Most Americans, from United States and Canada at least, are familiar with the term Carpe Diem. Take advantage of opportunities, live your life to the fullest, YOLO, etc. I remember watching The Dead Poets Society in High School with Robin Williams and being intrigued by this concept. It's easy to proclaim, "Carpe Diem" and decide when you're 16 that you're going to conquer the world and be successful. I told myself I was going to be on the front cover of Time and even got a subscription because I thought it would help!
The truth is, life sucks. We're going to be shit on for the rest of our lives. Really. Everyone.

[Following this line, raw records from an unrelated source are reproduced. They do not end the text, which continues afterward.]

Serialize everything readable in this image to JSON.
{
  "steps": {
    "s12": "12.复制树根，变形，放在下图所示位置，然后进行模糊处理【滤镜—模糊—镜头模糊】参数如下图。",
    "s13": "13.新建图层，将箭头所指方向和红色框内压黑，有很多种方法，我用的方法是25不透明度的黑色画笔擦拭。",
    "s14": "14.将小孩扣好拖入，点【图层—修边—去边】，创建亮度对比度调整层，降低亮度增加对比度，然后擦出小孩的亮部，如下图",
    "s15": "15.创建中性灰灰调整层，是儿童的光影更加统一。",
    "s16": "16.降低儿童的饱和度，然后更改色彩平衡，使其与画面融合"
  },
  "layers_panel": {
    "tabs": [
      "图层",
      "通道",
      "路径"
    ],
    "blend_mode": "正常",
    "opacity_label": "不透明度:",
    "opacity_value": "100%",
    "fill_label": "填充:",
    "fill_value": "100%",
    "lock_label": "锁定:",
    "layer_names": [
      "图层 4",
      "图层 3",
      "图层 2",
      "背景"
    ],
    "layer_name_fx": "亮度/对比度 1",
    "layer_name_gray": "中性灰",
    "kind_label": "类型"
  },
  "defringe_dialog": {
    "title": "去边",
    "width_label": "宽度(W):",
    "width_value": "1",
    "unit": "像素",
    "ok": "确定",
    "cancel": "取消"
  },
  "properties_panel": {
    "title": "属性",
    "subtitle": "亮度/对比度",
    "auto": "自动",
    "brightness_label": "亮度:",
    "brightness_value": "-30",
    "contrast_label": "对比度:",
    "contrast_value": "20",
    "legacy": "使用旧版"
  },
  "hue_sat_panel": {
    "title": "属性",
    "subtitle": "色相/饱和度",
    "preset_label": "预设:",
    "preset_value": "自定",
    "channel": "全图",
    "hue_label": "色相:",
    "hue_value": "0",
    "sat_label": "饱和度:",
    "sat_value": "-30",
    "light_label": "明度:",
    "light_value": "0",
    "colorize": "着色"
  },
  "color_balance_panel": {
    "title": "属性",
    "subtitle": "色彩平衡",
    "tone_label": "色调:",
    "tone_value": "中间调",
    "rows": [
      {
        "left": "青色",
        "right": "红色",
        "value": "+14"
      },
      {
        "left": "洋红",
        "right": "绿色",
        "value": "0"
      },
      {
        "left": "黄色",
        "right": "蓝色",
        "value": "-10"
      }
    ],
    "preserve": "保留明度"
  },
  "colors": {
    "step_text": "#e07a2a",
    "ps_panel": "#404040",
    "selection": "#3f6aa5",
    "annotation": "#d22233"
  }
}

Therefore, the only way to 'seize the day', is to get over it. Get over it and move on to bigger challenges. This week, I had the pleasure in aiding two very dear friends in motivational strategies and dealing with this kind of shit. I'd like to share my ideas.
Firstly, when you know you need to do something or want to do something in order to better the situation you are in or your life in general, you need to lift up your guts and do it. You will be better off for it and happier with yourself. We all know the regret we feel when we don't do it. "I should have applied for that job last night", "I needed to go to the gym", "I should have studied for that exam". Or, even simple things, "I was going to do laundry last night". My point is, you always regret it but you will NEVER regret it when you do it. Especially when it comes to exercising. Endorphins do magic.
Secondly, when you don't do it, get over it. Let it be. Do not stress over it because that will make it worse. Shouldas, wouldas, and couldas don't help in any case. Move on to the next challenge in life.
I had read something recently regarding levels of stress in recent college grads being higher than any other time in history. I don't know how they got these results and I don't know who they surveyed or how it was done. The idea is that all these social networks are causing us stress! I find this quite amusing. Because we are able to see what our peers are doing and the fact that people share their successes over their failures, brings the level of competition up. We feel we are inadequate when we see others happy and we're not as happy. Whether it be their careers, their families, their love-life, their achievements, etc. WE DON'T KNOW HOW THEY REALLY ARE. Unless they are honest and unabashed, people won't make their suffering public. When I was laid off for the first time in 2008, I avoided facebook for two days until I finished off my jar of peanut butter that I had bought on the way home that day. I posted that I had finished it. SUCCESS! It was a proud moment! But, I was too ashamed to post that I had lost my job.
Nor do you see posts about divorce, illness, failures at work, etc. Unless they're in a positive light: "I'm going to beat this cancer once and for all!" The point is that we cannot allow these outlets to guide us in life. Do not be discouraged when peers are posting about the great job they just got or the wonderful spouse they have, their cute kids, etc. We need to take care of ourselves, do what is right for us and follow our dreams. Whatever they are. If you are seeking a career change, find what is right for you and do it. If you want to run a marathon, sign up, train and run your ass off. If you want a white picket fence, two a half kids and a dog, do it and be happy. But keeping up with the Jones' is no way to go through life.
Carpe Diem is about taking advantage of opportunities and not looking back. The decisions you have made have brought you to where you are. If you don't like where you are, it's your responsibility to change it. I dare you to truly seize the day and take advantage of life, without using anyone else's examples or guidelines. You will get shit on but it's up to you to clean the shit and move on.